  • Young girl with goose, (c) Bryan Alexander / Arcticphoto.com
    , (c) Bryan Alexander / Arcticphoto.com

What was it like returning to the Nenets over the years? What surprised you the most about how the community has changed or hasn’t?

Although I have visited the Yamal region many times since 1993, it was only in 2017 that I re-visited Sergey and his family. They were at their winter pastures and it was wonderful to be with them again. It was just like visiting old friends anywhere.

At first glance, there didn’t appear to have been much change. Sergey and his family were still living in the same reindeer skin tent and his wife Galya still made reindeer-skin clothes for the family.

However, I noticed that there had been no snowmobiles in the group back in 1993, everyone travelled by reindeer sled. Nowadays every herder drives his own snowmobile.

In 1993, there had been no electricity at the camp, candles and kerosene lamps were the only light source. Now every tent had a small portable generator, bringing not just light but enough power for laptop computers and TV. Children can watch cartoons before going to sleep, and later in the evening after they have finished their work the adults can watch movies.

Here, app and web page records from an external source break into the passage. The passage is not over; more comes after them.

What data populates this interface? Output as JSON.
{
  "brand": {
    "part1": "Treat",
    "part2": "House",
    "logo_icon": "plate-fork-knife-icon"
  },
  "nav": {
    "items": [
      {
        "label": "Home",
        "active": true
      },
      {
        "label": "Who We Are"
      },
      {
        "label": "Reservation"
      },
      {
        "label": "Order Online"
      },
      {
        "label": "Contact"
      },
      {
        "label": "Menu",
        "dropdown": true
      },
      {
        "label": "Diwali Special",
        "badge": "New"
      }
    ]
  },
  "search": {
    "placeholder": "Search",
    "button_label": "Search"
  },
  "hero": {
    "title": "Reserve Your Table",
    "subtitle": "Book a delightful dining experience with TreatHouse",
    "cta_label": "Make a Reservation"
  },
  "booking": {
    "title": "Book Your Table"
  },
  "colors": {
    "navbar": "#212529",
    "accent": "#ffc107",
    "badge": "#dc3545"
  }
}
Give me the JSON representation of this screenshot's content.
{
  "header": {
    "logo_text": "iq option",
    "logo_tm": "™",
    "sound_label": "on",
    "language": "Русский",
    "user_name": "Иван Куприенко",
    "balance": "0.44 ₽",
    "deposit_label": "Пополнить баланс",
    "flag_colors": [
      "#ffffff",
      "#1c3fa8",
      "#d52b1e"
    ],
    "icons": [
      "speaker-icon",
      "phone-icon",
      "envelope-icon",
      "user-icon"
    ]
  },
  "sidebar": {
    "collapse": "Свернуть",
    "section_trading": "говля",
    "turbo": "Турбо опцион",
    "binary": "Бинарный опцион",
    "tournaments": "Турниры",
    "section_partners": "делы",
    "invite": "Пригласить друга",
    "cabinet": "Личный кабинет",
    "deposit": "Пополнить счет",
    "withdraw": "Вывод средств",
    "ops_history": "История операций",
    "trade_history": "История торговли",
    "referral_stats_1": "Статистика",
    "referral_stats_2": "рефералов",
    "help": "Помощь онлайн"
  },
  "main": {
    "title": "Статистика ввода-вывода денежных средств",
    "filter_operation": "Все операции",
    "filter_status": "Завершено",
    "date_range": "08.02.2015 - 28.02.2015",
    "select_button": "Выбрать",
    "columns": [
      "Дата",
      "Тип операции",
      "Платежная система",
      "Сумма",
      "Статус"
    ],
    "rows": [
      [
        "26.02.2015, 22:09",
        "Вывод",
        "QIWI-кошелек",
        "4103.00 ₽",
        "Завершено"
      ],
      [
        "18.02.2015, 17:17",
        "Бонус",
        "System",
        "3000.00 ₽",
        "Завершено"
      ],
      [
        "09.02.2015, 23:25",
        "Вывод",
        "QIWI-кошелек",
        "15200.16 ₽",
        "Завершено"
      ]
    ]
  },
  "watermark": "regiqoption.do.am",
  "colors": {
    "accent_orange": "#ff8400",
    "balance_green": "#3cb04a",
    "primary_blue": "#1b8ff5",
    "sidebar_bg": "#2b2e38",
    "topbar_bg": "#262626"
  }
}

In 1993, gas development in the Yamal Peninsula was just beginning. I thought that within ten years there would be no more reindeer herding on the Yamal Peninsula but I have been proved wrong. Although the reindeer herders have lost a considerable amount of their pastures to the gas industry there are now many more reindeer in the Yamal than there were in 1993.

What do you hope people take away from this exhibition?

I would like to think that people will take away an insight into Nenets culture and that the exhibition may even inspire some of them to visit the Yamal see the region for themselves. 

What do you have coming up next?

At the beginning of September 2018, I will be in Moscow for the opening of my exhibition, “The Arctic Circle of Life” at the State Museum of Oriental Art. After that, I plan to travel to Siberia’s Gydan Peninsula and photograph there for about a month.

Previous Next
of 113 items